Archives for Attachment
No, really. It can be a good thing. People who get each other -- who truly understand trauma, down in their bones -- can heal each other. In my clinical experience, finding a non-judgmental love (and extending that same non-judgmental love back) is incredibly powerful. So how do you let the light in, together?
You might feel like you're tried everything to reach your teen. Or maybe you've gotten so frustrated you've given up, figured you'd wait until the hormones settle. These are key years, and you want to do what you can to influence their course. I say "influence" because the truth is, you can't control. But you can help. Here are some ideas of where to start.

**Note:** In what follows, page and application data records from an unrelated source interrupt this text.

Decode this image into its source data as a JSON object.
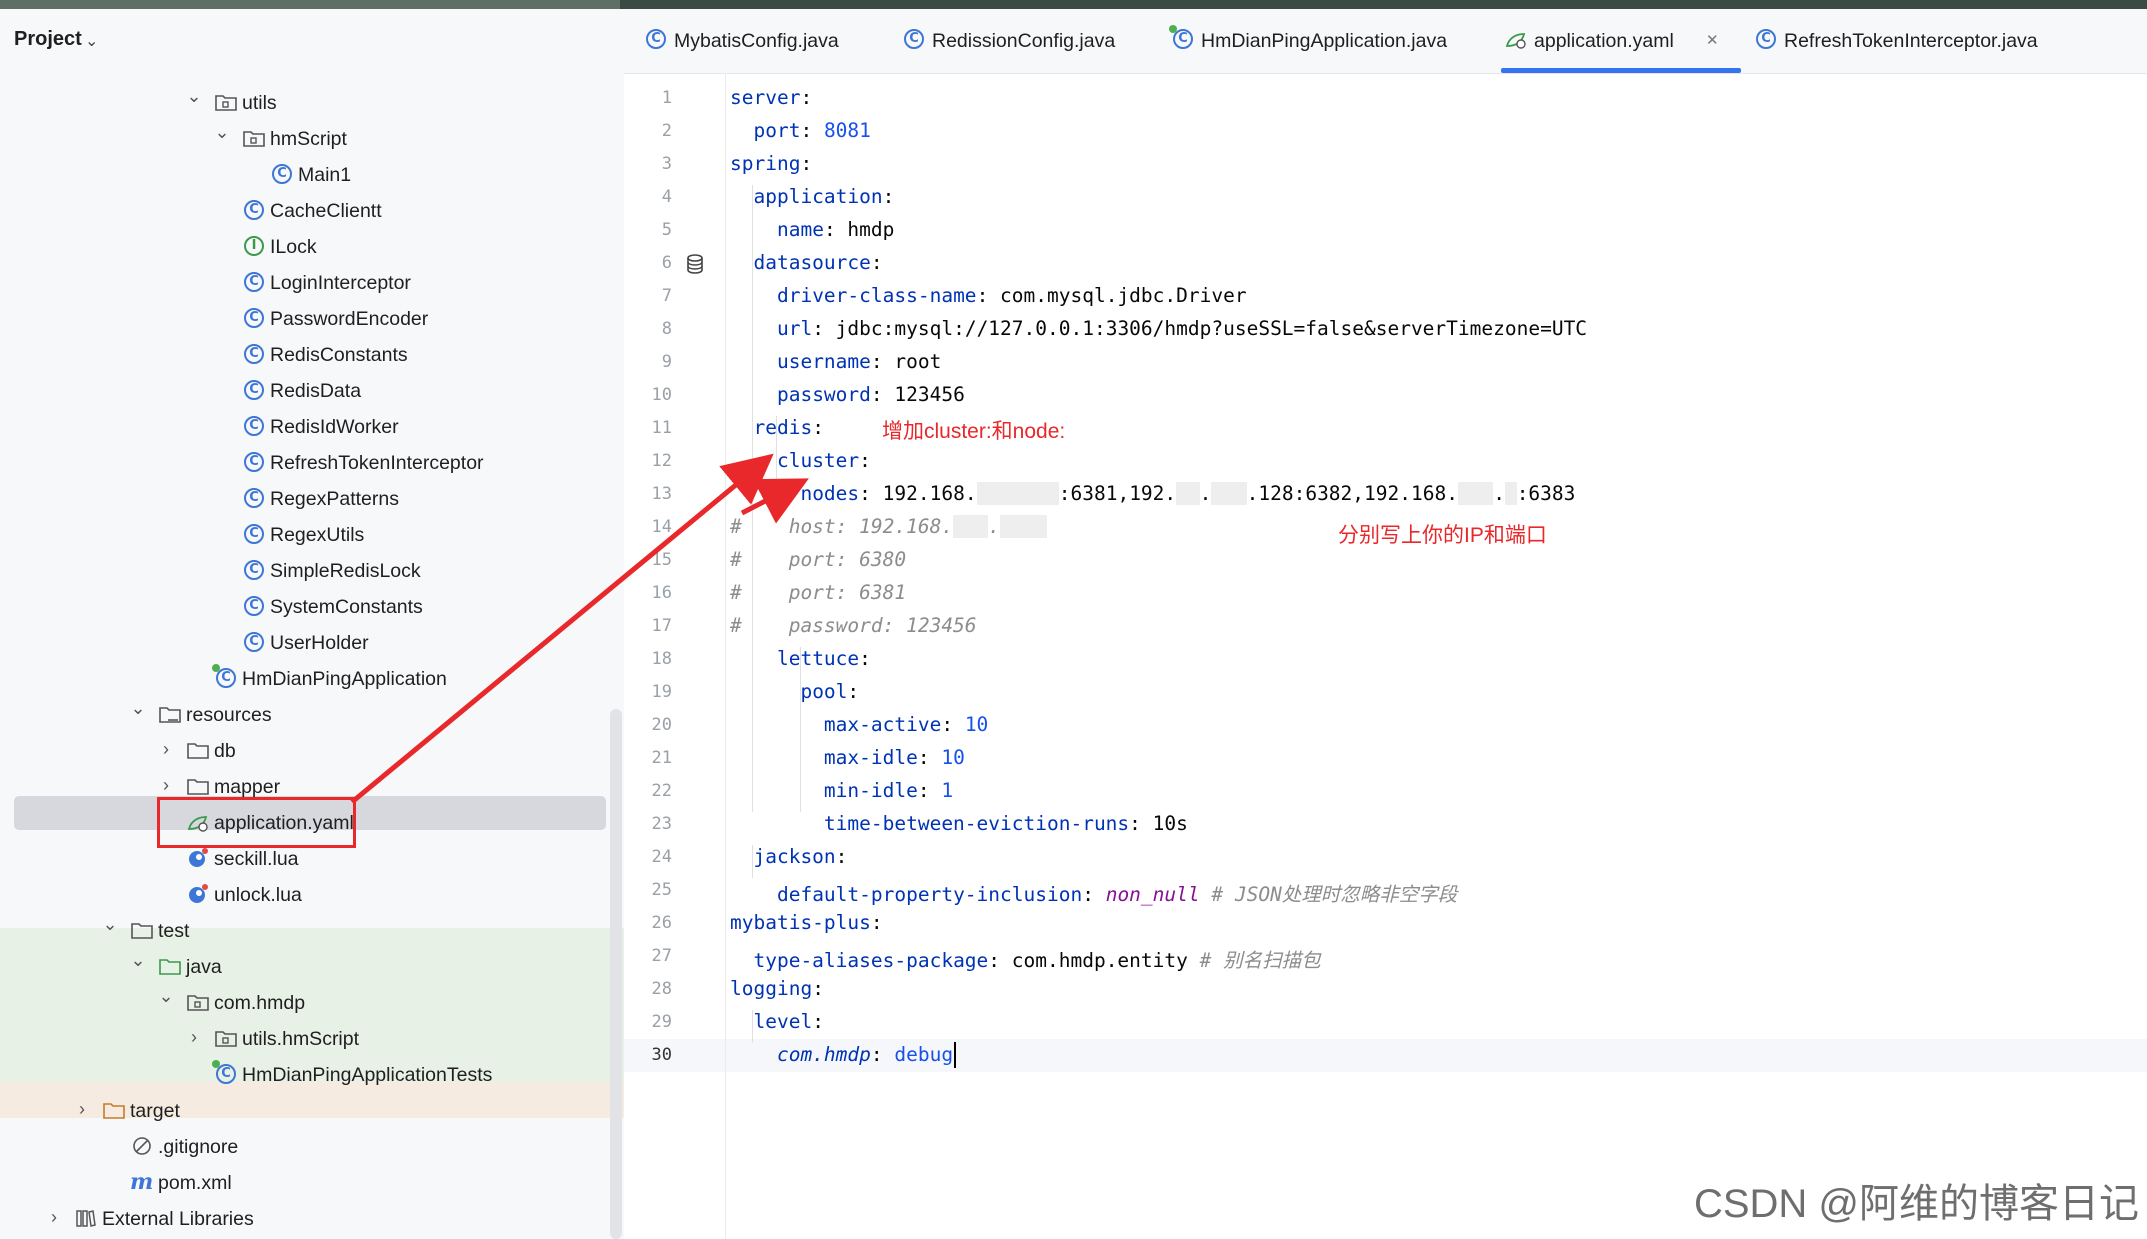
{
  "project_panel": {
    "title": "Project",
    "tree": [
      {
        "label": "utils",
        "icon": "package-folder-icon",
        "chevron": "v",
        "indent": 1
      },
      {
        "label": "hmScript",
        "icon": "package-folder-icon",
        "chevron": "v",
        "indent": 2
      },
      {
        "label": "Main1",
        "icon": "class-icon",
        "chevron": "",
        "indent": 3
      },
      {
        "label": "CacheClientt",
        "icon": "class-icon",
        "chevron": "",
        "indent": 2
      },
      {
        "label": "ILock",
        "icon": "interface-icon",
        "chevron": "",
        "indent": 2
      },
      {
        "label": "LoginInterceptor",
        "icon": "class-icon",
        "chevron": "",
        "indent": 2
      },
      {
        "label": "PasswordEncoder",
        "icon": "class-icon",
        "chevron": "",
        "indent": 2
      },
      {
        "label": "RedisConstants",
        "icon": "class-icon",
        "chevron": "",
        "indent": 2
      },
      {
        "label": "RedisData",
        "icon": "class-icon",
        "chevron": "",
        "indent": 2
      },
      {
        "label": "RedisIdWorker",
        "icon": "class-icon",
        "chevron": "",
        "indent": 2
      },
      {
        "label": "RefreshTokenInterceptor",
        "icon": "class-icon",
        "chevron": "",
        "indent": 2
      },
      {
        "label": "RegexPatterns",
        "icon": "class-icon",
        "chevron": "",
        "indent": 2
      },
      {
        "label": "RegexUtils",
        "icon": "class-icon",
        "chevron": "",
        "indent": 2
      },
      {
        "label": "SimpleRedisLock",
        "icon": "class-icon",
        "chevron": "",
        "indent": 2
      },
      {
        "label": "SystemConstants",
        "icon": "class-icon",
        "chevron": "",
        "indent": 2
      },
      {
        "label": "UserHolder",
        "icon": "class-icon",
        "chevron": "",
        "indent": 2
      },
      {
        "label": "HmDianPingApplication",
        "icon": "spring-class-icon",
        "chevron": "",
        "indent": 1
      },
      {
        "label": "resources",
        "icon": "resources-folder-icon",
        "chevron": "v",
        "indent": -1
      },
      {
        "label": "db",
        "icon": "folder-icon",
        "chevron": ">",
        "indent": 0
      },
      {
        "label": "mapper",
        "icon": "folder-icon",
        "chevron": ">",
        "indent": 0
      },
      {
        "label": "application.yaml",
        "icon": "yaml-icon",
        "chevron": "",
        "indent": 0
      },
      {
        "label": "seckill.lua",
        "icon": "lua-icon",
        "chevron": "",
        "indent": 0
      },
      {
        "label": "unlock.lua",
        "icon": "lua-icon",
        "chevron": "",
        "indent": 0
      },
      {
        "label": "test",
        "icon": "folder-icon",
        "chevron": "v",
        "indent": -2
      },
      {
        "label": "java",
        "icon": "test-folder-icon",
        "chevron": "v",
        "indent": -1
      },
      {
        "label": "com.hmdp",
        "icon": "package-folder-icon",
        "chevron": "v",
        "indent": 0
      },
      {
        "label": "utils.hmScript",
        "icon": "package-folder-icon",
        "chevron": ">",
        "indent": 1
      },
      {
        "label": "HmDianPingApplicationTests",
        "icon": "spring-class-icon",
        "chevron": "",
        "indent": 1
      },
      {
        "label": "target",
        "icon": "excluded-folder-icon",
        "chevron": ">",
        "indent": -3
      },
      {
        "label": ".gitignore",
        "icon": "ignore-file-icon",
        "chevron": "",
        "indent": -2
      },
      {
        "label": "pom.xml",
        "icon": "maven-icon",
        "chevron": "",
        "indent": -2
      },
      {
        "label": "External Libraries",
        "icon": "library-icon",
        "chevron": ">",
        "indent": -4
      }
    ]
  },
  "tabs": [
    {
      "label": "MybatisConfig.java",
      "icon": "class-icon",
      "active": false
    },
    {
      "label": "RedissionConfig.java",
      "icon": "class-icon",
      "active": false
    },
    {
      "label": "HmDianPingApplication.java",
      "icon": "spring-class-icon",
      "active": false
    },
    {
      "label": "application.yaml",
      "icon": "yaml-icon",
      "active": true
    },
    {
      "label": "RefreshTokenInterceptor.java",
      "icon": "class-icon",
      "active": false
    }
  ],
  "editor": {
    "current_line": 30,
    "lines": [
      {
        "n": "1",
        "seg": [
          [
            "k",
            "server"
          ],
          [
            "p",
            ":"
          ]
        ]
      },
      {
        "n": "2",
        "seg": [
          [
            "p",
            "  "
          ],
          [
            "k",
            "port"
          ],
          [
            "p",
            ": "
          ],
          [
            "n",
            "8081"
          ]
        ]
      },
      {
        "n": "3",
        "seg": [
          [
            "k",
            "spring"
          ],
          [
            "p",
            ":"
          ]
        ]
      },
      {
        "n": "4",
        "seg": [
          [
            "p",
            "  "
          ],
          [
            "k",
            "application"
          ],
          [
            "p",
            ":"
          ]
        ]
      },
      {
        "n": "5",
        "seg": [
          [
            "p",
            "    "
          ],
          [
            "k",
            "name"
          ],
          [
            "p",
            ": hmdp"
          ]
        ]
      },
      {
        "n": "6",
        "seg": [
          [
            "p",
            "  "
          ],
          [
            "k",
            "datasource"
          ],
          [
            "p",
            ":"
          ]
        ]
      },
      {
        "n": "7",
        "seg": [
          [
            "p",
            "    "
          ],
          [
            "k",
            "driver-class-name"
          ],
          [
            "p",
            ": com.mysql.jdbc.Driver"
          ]
        ]
      },
      {
        "n": "8",
        "seg": [
          [
            "p",
            "    "
          ],
          [
            "k",
            "url"
          ],
          [
            "p",
            ": jdbc:mysql://127.0.0.1:3306/hmdp?useSSL=false&serverTimezone=UTC"
          ]
        ]
      },
      {
        "n": "9",
        "seg": [
          [
            "p",
            "    "
          ],
          [
            "k",
            "username"
          ],
          [
            "p",
            ": root"
          ]
        ]
      },
      {
        "n": "10",
        "seg": [
          [
            "p",
            "    "
          ],
          [
            "k",
            "password"
          ],
          [
            "p",
            ": 123456"
          ]
        ]
      },
      {
        "n": "11",
        "seg": [
          [
            "p",
            "  "
          ],
          [
            "k",
            "redis"
          ],
          [
            "p",
            ":"
          ]
        ]
      },
      {
        "n": "12",
        "seg": [
          [
            "p",
            "    "
          ],
          [
            "k",
            "cluster"
          ],
          [
            "p",
            ":"
          ]
        ]
      },
      {
        "n": "13",
        "seg": [
          [
            "p",
            "      "
          ],
          [
            "k",
            "nodes"
          ],
          [
            "p",
            ": 192.168."
          ],
          [
            "m",
            "xxx.xxx"
          ],
          [
            "p",
            ":6381,192."
          ],
          [
            "m",
            "xx"
          ],
          [
            "p",
            "."
          ],
          [
            "m",
            "xxx"
          ],
          [
            "p",
            ".128:6382,192.168."
          ],
          [
            "m",
            "xxx"
          ],
          [
            "p",
            "."
          ],
          [
            "m",
            "x"
          ],
          [
            "p",
            ":6383"
          ]
        ]
      },
      {
        "n": "14",
        "seg": [
          [
            "c",
            "#    host: 192.168."
          ],
          [
            "m",
            "xxx"
          ],
          [
            "c",
            "."
          ],
          [
            "m",
            "xxxx"
          ]
        ]
      },
      {
        "n": "15",
        "seg": [
          [
            "c",
            "#    port: 6380"
          ]
        ]
      },
      {
        "n": "16",
        "seg": [
          [
            "c",
            "#    port: 6381"
          ]
        ]
      },
      {
        "n": "17",
        "seg": [
          [
            "c",
            "#    password: 123456"
          ]
        ]
      },
      {
        "n": "18",
        "seg": [
          [
            "p",
            "    "
          ],
          [
            "k",
            "lettuce"
          ],
          [
            "p",
            ":"
          ]
        ]
      },
      {
        "n": "19",
        "seg": [
          [
            "p",
            "      "
          ],
          [
            "k",
            "pool"
          ],
          [
            "p",
            ":"
          ]
        ]
      },
      {
        "n": "20",
        "seg": [
          [
            "p",
            "        "
          ],
          [
            "k",
            "max-active"
          ],
          [
            "p",
            ": "
          ],
          [
            "n",
            "10"
          ]
        ]
      },
      {
        "n": "21",
        "seg": [
          [
            "p",
            "        "
          ],
          [
            "k",
            "max-idle"
          ],
          [
            "p",
            ": "
          ],
          [
            "n",
            "10"
          ]
        ]
      },
      {
        "n": "22",
        "seg": [
          [
            "p",
            "        "
          ],
          [
            "k",
            "min-idle"
          ],
          [
            "p",
            ": "
          ],
          [
            "n",
            "1"
          ]
        ]
      },
      {
        "n": "23",
        "seg": [
          [
            "p",
            "        "
          ],
          [
            "k",
            "time-between-eviction-runs"
          ],
          [
            "p",
            ": 10s"
          ]
        ]
      },
      {
        "n": "24",
        "seg": [
          [
            "p",
            "  "
          ],
          [
            "k",
            "jackson"
          ],
          [
            "p",
            ":"
          ]
        ]
      },
      {
        "n": "25",
        "seg": [
          [
            "p",
            "    "
          ],
          [
            "k",
            "default-property-inclusion"
          ],
          [
            "p",
            ": "
          ],
          [
            "iv",
            "non_null"
          ],
          [
            "c",
            " # JSON处理时忽略非空字段"
          ]
        ]
      },
      {
        "n": "26",
        "seg": [
          [
            "k",
            "mybatis-plus"
          ],
          [
            "p",
            ":"
          ]
        ]
      },
      {
        "n": "27",
        "seg": [
          [
            "p",
            "  "
          ],
          [
            "k",
            "type-aliases-package"
          ],
          [
            "p",
            ": com.hmdp.entity "
          ],
          [
            "c",
            "# 别名扫描包"
          ]
        ]
      },
      {
        "n": "28",
        "seg": [
          [
            "k",
            "logging"
          ],
          [
            "p",
            ":"
          ]
        ]
      },
      {
        "n": "29",
        "seg": [
          [
            "p",
            "  "
          ],
          [
            "k",
            "level"
          ],
          [
            "p",
            ":"
          ]
        ]
      },
      {
        "n": "30",
        "seg": [
          [
            "p",
            "    "
          ],
          [
            "ck",
            "com.hmdp"
          ],
          [
            "p",
            ": "
          ],
          [
            "n",
            "debug"
          ]
        ]
      }
    ]
  },
  "annotations": {
    "add_cluster": "增加cluster:和node:",
    "fill_ip_port": "分别写上你的IP和端口"
  },
  "watermark": "CSDN @阿维的博客日记",
  "colors": {
    "accent": "#3574f0",
    "annotation": "#e8282a",
    "key": "#0033b3",
    "number": "#1750eb"
  }
}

Sometimes a marriage starts out strong, and then flaws begin to materialize. This is completely normal. But like many things, if left unaddressed, marital imperfections can start to wreak havoc on your lives. So here are some ideas for proper care and maintenance of your marriage. Think of it like this: the 5,000-mile checkup; 10,000 mile checkup; and so on. You do it for your car. Your marriage is way more valuable than your automobile. Here goes!
The steps are easy; it's the repetition that matters. Make these habits and your relationship will be better for it.
My last post was about increasing intimacy through touch, and a number of people wrote in about their frustration and sadness over a partner who's turned off to affection and sex. If you're in this painful situation, please read on for some suggestions.
You might be wondering: Am I in a toxic relationship? To be honest, the fact that you're even asking the question (or reading this post) strongly suggests that you are. Deep down, we all know what's good for us, what makes us stronger, and what does the opposite. This post is about eliminating uncertainty, and confronting denial. Toxic relationships weaken us. Read on to see if your relationship fits the profile.
Verbal abuse is derogatory language with the intent to humiliate, hurt, and/or undermine. It robs the other person of their dignity and sense of security. Mostly, verbal abuse occurs in anger; sometimes it occurs with cold calculation (in which case, the abuser is much more of a threat to another's well-being and that relationship should be terminated immediately.) I'm going to address the former situation: Where abuse occurs in anger, when self-control is lost, and the person is remorseful afterward. The tips I'm going to give apply to both the person doing the abusing, and the person being abused, because ending abuse while remaining in the relationship is actually a collaborative effort.
I've got some pretty recent experience with this one, as my almost three-year-old has been alternating between intensely delightful and intensely--well, intense. This can apply to your toddler's tantrums (which tend to be brief) or meltdowns (which are protracted bouts of screaming and oppositional behavior that can go on for minutes to--worst case scenarios--more than an hour.) What's key is focusing not on what they're doing, but on what you should be doing yourself. Challenging, I know, but here are some ideas to get you on a better path.